Hope had returned, but I was humbled. Though Mr. Handsome had aspirated the mechonium in labor #2, the labor itself had mostly gone so well that I had left the hospital almost cocky. It wasn't really an "I'm so cool for going natural" thing. Actually, it was more of a "It's too bad more women don't give this a chance" thing. This time, however, with all of the fear and anxiety, the power, speed, and discomfort of this 3rd labor, the pain with the lip on the cervix, and the whole hour of pushing, I was humbled. Grateful, but humbled. Incidentally, I could walk, but I couldn't pee just yet. :) Too much local anesthetic, I guess.
Two and a half hours after our labor, the final miracle of Mr. Rambo's birth came - he was with us and doing just fine - at 2 1/2 hours! With my daughter, I wasn't ready to hold her until at least 4 hours after birth. With Mr. Handsome, I didn't even hold him until the next day. I nursed Mr. Rambo, and we both held him lots. He was so cute, and we were so happy and humbled to have him. It was a truly blessed event. He had a little jaundice during his second week, but I nursed him a ton, it passed, and there was no hospitalization necessary. His birth weight was 8'1" - a skinny dude in our family, but by the time he was 3 or 4 days old, he was 9'1". That was more like it.
He is such a cutie! He is also completely busy and completely exhausting when he's awake. He is just about 17 months old now, and I cannot leave him in a room for more than a minute unattended, or disaster occurs. He certainly keeps me on my toes (or humbled if I'm not). Of course, I'm 24 weeks pregnant, 35 years old, and have never been pregnant with such a young toddler. But it's all good. We are truly blessed.
Am I glad I skipped the epidural on this one? Well, to be honest, with how he was doing when I was on the Pitocin, I don't know if they would have even let me have one had I asked. I wonder if that's saying something. But I am glad that I didn't have one. Again, my recovery was better, I eluded the episiotomy again and my tearing was less (this time only 1st degree), and I was able to push him out unassisted once he was positioned right. I have a feeling that, had I opted for the epidural, our scary vaginal birth would have turned into a c-section. And I'm grateful it didn't have to. Again, he probably would have been in similar condition, but I wouldn't have been in such good shape.
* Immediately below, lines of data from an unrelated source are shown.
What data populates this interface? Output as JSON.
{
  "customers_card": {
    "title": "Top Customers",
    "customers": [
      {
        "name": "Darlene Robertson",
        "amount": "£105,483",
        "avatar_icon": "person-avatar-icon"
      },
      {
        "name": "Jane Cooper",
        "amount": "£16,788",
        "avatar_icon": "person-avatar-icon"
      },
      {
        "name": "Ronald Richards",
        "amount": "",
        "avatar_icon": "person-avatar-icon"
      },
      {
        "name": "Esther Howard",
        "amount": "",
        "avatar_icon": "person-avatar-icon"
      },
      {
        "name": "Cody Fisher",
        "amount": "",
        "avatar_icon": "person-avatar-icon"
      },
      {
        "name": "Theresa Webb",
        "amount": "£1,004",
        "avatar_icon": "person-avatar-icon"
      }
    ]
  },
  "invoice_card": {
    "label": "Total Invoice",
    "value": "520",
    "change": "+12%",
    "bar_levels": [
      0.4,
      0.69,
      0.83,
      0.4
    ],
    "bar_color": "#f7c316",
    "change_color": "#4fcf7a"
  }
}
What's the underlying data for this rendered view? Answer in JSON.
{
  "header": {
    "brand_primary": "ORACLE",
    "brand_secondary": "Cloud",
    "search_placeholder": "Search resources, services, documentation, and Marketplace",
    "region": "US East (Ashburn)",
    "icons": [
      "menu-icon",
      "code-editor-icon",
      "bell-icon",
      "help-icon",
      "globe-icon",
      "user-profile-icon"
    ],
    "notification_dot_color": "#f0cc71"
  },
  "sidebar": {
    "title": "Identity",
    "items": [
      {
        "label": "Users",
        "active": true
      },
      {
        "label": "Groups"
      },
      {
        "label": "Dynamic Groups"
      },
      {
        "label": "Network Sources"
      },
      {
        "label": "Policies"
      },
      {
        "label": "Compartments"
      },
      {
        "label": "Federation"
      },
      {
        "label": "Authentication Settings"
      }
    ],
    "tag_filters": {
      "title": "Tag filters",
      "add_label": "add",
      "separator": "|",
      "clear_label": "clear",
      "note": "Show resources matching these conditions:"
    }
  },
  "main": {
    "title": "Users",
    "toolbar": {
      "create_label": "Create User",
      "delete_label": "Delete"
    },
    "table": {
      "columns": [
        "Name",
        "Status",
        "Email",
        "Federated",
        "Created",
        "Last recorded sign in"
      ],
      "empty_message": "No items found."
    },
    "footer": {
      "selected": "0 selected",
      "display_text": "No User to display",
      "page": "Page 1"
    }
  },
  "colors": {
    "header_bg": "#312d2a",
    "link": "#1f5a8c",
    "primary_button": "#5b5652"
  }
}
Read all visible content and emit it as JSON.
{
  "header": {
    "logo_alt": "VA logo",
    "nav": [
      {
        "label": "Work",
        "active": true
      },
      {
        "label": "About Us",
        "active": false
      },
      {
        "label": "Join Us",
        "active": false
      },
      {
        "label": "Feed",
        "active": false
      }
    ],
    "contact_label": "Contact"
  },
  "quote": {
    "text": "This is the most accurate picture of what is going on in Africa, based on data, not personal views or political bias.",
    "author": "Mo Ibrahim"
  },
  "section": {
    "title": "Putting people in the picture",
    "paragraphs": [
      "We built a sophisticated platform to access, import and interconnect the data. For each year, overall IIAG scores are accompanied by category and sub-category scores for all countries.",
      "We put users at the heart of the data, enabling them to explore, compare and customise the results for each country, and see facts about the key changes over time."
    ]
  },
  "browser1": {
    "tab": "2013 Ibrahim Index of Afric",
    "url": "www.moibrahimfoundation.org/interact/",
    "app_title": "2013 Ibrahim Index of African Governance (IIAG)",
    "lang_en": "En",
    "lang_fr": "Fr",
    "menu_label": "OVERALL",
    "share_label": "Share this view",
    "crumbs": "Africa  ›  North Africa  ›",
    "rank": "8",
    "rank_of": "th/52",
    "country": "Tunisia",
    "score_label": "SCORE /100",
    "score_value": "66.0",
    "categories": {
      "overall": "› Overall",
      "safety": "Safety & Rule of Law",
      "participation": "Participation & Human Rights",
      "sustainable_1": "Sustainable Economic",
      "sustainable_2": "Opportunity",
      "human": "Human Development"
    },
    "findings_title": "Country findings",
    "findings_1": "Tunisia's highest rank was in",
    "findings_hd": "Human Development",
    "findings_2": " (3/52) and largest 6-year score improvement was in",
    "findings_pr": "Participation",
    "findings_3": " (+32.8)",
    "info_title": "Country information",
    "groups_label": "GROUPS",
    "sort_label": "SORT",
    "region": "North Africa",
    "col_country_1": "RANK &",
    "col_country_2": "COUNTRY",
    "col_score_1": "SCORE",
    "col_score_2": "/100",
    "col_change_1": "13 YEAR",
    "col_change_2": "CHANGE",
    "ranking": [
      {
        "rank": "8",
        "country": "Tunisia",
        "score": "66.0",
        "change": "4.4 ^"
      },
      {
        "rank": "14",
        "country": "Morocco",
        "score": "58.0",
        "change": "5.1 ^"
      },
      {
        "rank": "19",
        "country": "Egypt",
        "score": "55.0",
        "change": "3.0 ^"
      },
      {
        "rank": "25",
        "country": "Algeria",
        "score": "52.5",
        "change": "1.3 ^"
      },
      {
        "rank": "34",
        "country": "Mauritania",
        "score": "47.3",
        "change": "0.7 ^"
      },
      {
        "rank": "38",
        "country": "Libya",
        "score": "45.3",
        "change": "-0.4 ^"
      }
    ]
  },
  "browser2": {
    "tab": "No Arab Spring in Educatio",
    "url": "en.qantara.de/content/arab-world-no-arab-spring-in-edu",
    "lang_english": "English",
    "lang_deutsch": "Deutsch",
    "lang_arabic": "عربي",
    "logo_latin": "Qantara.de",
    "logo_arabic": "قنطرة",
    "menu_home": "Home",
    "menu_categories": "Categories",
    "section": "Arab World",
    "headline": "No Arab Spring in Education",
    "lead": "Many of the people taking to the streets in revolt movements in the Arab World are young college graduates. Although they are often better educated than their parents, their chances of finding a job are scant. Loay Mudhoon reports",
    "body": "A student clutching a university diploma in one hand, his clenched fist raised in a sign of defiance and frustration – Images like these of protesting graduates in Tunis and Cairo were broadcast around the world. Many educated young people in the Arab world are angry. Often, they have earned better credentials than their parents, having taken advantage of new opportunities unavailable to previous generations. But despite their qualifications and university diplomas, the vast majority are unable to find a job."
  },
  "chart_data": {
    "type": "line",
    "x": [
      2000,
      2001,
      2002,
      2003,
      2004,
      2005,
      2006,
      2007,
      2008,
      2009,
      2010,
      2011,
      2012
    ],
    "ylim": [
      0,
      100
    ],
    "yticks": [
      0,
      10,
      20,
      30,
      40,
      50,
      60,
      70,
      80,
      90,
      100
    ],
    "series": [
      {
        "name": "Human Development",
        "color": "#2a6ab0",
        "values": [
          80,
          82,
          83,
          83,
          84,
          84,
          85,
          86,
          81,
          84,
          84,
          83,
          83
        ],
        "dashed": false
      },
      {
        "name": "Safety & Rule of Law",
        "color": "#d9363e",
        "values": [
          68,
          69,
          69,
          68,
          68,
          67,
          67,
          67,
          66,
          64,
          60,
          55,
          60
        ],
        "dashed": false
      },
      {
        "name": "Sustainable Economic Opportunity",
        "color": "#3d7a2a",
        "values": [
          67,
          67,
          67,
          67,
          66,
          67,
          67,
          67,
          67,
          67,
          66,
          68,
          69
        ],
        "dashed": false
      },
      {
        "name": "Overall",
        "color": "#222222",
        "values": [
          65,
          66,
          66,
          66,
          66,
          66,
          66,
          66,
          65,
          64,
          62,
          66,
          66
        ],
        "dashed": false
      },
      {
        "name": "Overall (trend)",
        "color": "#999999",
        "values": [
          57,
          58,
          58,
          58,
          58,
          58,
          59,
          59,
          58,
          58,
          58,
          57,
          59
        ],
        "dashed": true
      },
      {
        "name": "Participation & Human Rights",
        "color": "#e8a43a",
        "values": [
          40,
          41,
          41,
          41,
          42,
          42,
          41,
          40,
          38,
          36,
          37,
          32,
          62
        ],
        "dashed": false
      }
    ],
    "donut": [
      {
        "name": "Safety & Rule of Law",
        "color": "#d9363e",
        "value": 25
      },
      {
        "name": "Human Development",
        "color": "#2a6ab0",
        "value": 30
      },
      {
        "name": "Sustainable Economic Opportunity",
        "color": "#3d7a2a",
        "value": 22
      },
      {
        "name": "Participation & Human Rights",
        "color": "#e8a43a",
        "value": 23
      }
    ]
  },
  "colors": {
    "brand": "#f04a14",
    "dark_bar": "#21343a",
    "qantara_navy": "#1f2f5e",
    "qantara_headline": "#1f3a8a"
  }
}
Needless to say, I'm grateful and humbled that we were in such good hands and that all ended well. Now it's time to be grateful, let go of the fear, and send our little girl positive messages to come safely and peacefully into the world. :) And I'll encourage her to put off passing stools, knitting, or Chinese jump-rope experiments for later. Much later.